When we discuss Social Security claims, you can choose to retire at many different ages. 62 years of age is the earliest time for a worker to retire and receive benefits. Age 70, however, is the oldest you can be to wait on collecting Social Security benefits. Now ages 66 to 67 are in the equations as well considering that’s full retirement age for those born in 1943 or later, respectively.
Actually, of all the ages that qualify you for Social Security benefit, age 69 isn’t exactly the most common choice, but it’s a choice regardless.
Why You Should Choose to Retire at 69
An argument for claiming Social Security at age 69 is that extending your retirement will increase you benefit stipend. For every year you wait to claim Social Security past full retirement age, you’ll receive an 8% raise that will remain for the rest of your life. What that means is if your full retirement age is 67 and you wait two years to claim benefits until 69, you’ll raise your benefits by 16%. So if you find yourself in a situation where you don’t immediately need the money, this is a risk-free and straightforward option to raise the amount of stipend which you deserve.
Another reason to claim Social Security at age 69 is to help compensate for the lack of retirement saving. In 2017, the average amount that senior workers, aged 56 to 61, saved was a mere $17,000 approximately, which is plainly not enough to live on. If you don’t have much in your savings and are relying on Social Security to pay the bills when you’re older, then you need to make a huge effort to raise your benefit as much as possible before it’s too late.
Also, due to people still being in the workforce until they claim Social Security, if you choose to claim at age 69 and earn income in your career for a few more years, you’ll simultaneously save more money, but also increase your Social Security benefit. See, Social Security benefit is determined on your highest 35 years of earnings, so if you replace a few low-income years or zero income years with some higher income years, then your Social Security benefit will rise in response. If you love your job, or can at least tolerate it, and your health is in good shape, then it may pay off, in the long run, to wait and claim Social Security later than sooner.

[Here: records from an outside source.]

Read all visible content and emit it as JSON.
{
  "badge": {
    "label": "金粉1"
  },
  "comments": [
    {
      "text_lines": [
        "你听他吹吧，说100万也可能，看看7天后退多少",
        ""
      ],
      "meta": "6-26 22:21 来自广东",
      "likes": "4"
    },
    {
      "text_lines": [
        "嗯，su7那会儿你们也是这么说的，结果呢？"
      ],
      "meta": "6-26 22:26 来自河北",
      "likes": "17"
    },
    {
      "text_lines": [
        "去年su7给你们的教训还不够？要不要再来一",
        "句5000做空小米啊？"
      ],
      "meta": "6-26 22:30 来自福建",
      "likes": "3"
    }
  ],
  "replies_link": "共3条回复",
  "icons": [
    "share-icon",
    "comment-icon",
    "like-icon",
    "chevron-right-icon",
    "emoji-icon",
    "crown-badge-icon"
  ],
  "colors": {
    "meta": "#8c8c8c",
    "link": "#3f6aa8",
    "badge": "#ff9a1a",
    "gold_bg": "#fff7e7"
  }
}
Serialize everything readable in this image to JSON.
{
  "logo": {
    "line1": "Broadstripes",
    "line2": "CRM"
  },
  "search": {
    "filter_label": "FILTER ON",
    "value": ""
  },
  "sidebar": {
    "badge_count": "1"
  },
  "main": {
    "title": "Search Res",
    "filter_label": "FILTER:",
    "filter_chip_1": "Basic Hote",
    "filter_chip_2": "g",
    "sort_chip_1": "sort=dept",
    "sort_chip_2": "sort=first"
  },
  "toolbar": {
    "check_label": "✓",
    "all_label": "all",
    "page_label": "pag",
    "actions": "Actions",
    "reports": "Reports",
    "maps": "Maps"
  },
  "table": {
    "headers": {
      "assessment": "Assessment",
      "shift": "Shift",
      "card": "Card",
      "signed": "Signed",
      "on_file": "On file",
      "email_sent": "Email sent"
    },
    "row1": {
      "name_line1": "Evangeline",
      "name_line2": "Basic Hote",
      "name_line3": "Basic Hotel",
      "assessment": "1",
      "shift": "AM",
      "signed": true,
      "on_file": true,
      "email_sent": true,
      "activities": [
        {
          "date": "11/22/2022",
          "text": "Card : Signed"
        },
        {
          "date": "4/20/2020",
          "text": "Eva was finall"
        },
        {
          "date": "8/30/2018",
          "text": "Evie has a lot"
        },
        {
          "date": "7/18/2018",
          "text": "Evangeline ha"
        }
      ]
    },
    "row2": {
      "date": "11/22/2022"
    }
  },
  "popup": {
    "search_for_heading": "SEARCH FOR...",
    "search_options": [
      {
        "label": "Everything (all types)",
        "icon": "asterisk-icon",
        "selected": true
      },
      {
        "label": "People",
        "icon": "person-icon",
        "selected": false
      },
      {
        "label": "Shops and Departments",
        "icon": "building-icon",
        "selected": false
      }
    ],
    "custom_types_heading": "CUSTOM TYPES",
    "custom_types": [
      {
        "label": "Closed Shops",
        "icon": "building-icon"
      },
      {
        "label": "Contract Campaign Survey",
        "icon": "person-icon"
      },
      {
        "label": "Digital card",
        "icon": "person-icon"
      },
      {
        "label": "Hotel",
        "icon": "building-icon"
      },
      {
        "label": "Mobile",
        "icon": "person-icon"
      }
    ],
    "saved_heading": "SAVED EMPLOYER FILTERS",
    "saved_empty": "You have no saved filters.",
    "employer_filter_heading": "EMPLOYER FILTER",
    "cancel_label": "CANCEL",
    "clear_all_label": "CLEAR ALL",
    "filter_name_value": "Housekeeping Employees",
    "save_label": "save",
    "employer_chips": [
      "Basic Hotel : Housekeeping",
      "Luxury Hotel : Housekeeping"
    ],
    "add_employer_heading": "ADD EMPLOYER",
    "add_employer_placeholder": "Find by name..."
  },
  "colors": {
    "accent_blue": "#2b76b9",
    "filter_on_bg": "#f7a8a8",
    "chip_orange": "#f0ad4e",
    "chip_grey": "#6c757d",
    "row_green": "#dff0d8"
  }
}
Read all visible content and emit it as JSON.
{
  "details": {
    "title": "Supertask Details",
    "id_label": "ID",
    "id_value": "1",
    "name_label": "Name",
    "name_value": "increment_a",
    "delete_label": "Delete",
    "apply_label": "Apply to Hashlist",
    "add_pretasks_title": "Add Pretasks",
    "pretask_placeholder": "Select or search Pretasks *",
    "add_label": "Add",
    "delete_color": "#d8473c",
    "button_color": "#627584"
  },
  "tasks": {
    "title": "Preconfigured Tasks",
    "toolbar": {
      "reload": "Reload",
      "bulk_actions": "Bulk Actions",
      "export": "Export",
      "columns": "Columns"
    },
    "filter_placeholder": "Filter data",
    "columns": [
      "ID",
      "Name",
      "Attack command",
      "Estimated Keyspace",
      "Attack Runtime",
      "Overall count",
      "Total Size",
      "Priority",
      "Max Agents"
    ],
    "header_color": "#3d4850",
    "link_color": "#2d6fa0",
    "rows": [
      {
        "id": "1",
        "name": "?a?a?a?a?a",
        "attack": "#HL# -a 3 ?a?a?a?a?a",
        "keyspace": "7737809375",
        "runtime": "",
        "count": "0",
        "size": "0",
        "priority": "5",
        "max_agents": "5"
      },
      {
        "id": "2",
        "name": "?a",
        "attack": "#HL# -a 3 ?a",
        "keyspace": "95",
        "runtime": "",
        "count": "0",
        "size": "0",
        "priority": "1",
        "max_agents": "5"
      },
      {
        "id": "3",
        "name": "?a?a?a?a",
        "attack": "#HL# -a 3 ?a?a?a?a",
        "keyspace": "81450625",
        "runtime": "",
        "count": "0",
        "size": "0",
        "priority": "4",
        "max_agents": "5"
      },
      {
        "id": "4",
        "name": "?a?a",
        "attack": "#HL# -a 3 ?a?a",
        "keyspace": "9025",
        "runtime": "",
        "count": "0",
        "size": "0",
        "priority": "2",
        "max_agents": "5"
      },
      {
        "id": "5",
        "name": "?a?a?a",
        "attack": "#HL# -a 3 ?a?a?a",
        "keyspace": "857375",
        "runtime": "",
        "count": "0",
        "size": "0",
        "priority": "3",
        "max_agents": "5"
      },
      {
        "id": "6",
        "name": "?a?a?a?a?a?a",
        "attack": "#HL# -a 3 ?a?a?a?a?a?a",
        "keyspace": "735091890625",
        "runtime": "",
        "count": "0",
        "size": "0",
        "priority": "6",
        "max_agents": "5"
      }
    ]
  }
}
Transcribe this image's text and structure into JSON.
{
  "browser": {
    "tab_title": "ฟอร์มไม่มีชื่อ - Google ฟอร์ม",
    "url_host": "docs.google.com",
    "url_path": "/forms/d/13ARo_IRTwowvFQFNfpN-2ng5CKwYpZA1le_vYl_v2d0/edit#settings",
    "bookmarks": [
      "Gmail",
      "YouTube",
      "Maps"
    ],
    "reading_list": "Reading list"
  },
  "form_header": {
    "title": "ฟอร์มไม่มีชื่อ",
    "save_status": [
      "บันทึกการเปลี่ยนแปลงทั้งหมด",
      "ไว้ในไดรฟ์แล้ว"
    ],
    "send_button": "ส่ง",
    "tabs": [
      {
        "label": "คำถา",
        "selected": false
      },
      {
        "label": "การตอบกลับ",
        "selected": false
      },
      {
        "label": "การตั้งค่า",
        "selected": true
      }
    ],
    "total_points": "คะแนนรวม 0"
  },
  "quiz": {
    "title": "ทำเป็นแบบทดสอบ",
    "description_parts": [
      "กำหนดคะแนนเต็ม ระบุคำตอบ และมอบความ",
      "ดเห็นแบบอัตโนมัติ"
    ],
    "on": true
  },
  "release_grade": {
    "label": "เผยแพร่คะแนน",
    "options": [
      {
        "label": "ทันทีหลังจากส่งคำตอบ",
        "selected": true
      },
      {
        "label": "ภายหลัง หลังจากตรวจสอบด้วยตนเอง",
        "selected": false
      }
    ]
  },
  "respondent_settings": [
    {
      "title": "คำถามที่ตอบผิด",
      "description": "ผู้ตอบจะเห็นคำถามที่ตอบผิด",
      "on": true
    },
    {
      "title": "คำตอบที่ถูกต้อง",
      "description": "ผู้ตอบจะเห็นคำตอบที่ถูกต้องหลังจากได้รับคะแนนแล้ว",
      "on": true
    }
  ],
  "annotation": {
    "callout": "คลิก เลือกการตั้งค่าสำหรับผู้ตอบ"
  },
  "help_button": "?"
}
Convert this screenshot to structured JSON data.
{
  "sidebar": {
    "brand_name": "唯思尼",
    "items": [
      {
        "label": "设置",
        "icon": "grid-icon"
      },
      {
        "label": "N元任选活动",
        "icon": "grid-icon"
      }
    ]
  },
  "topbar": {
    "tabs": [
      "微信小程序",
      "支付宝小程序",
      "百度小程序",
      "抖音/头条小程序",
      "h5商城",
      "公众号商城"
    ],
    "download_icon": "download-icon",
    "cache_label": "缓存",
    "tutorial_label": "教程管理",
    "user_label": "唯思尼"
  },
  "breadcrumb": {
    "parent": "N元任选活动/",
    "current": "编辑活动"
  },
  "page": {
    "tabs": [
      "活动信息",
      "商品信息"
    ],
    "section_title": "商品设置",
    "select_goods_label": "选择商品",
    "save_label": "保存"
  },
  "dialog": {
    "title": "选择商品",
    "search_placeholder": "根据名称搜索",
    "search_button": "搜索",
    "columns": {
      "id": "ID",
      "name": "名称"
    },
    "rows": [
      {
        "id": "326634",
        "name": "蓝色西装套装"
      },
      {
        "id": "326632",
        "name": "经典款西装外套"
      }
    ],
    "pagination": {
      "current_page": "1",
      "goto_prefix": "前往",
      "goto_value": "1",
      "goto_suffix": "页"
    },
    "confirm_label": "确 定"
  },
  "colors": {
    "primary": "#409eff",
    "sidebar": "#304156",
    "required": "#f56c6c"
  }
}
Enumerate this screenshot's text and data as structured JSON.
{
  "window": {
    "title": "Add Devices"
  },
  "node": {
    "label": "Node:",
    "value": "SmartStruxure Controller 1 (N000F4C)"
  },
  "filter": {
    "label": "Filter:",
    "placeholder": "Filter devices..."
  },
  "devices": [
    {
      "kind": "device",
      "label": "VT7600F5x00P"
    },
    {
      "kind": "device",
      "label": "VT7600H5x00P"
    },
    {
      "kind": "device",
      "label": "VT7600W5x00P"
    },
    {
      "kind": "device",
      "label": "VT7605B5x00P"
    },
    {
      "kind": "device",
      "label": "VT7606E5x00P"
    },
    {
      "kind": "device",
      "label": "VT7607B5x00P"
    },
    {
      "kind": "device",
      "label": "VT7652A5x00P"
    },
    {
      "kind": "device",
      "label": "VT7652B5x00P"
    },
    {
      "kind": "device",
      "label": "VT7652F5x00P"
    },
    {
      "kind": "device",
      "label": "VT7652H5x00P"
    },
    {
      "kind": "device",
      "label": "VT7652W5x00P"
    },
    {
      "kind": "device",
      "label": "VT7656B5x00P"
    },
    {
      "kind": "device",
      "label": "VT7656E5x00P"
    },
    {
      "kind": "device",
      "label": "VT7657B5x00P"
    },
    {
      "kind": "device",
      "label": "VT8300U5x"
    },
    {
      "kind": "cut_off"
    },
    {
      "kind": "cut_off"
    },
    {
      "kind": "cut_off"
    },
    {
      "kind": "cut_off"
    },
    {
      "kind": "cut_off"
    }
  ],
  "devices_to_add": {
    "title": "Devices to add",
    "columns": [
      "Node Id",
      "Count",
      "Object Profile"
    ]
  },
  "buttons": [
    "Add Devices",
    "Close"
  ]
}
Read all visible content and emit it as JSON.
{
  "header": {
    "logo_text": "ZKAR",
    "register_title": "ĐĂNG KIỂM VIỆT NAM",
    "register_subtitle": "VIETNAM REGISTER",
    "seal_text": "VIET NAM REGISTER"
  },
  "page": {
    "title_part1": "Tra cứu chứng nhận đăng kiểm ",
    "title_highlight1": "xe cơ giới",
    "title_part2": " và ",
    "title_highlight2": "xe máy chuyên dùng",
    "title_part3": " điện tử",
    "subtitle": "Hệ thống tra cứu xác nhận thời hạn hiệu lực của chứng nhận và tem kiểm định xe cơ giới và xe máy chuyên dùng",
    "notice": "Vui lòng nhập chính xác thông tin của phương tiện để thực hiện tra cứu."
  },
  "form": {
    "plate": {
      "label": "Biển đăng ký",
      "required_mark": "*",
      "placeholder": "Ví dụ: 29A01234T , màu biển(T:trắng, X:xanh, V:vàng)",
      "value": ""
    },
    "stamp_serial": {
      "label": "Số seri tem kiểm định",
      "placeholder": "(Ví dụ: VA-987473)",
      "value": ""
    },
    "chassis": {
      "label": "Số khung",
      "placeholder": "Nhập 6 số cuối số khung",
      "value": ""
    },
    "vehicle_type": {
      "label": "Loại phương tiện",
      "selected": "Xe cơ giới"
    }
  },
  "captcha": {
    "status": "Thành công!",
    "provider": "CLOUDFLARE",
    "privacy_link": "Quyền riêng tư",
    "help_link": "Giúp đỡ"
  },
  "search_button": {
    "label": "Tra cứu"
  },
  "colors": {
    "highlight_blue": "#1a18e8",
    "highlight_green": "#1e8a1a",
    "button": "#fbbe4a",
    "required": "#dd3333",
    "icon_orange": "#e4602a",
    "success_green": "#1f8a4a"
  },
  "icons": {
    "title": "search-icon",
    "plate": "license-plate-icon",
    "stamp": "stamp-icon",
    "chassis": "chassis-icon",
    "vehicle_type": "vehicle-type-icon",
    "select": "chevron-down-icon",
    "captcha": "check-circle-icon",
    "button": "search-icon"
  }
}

Click here to learn the opposing argument of why not to wait to apply at age 69.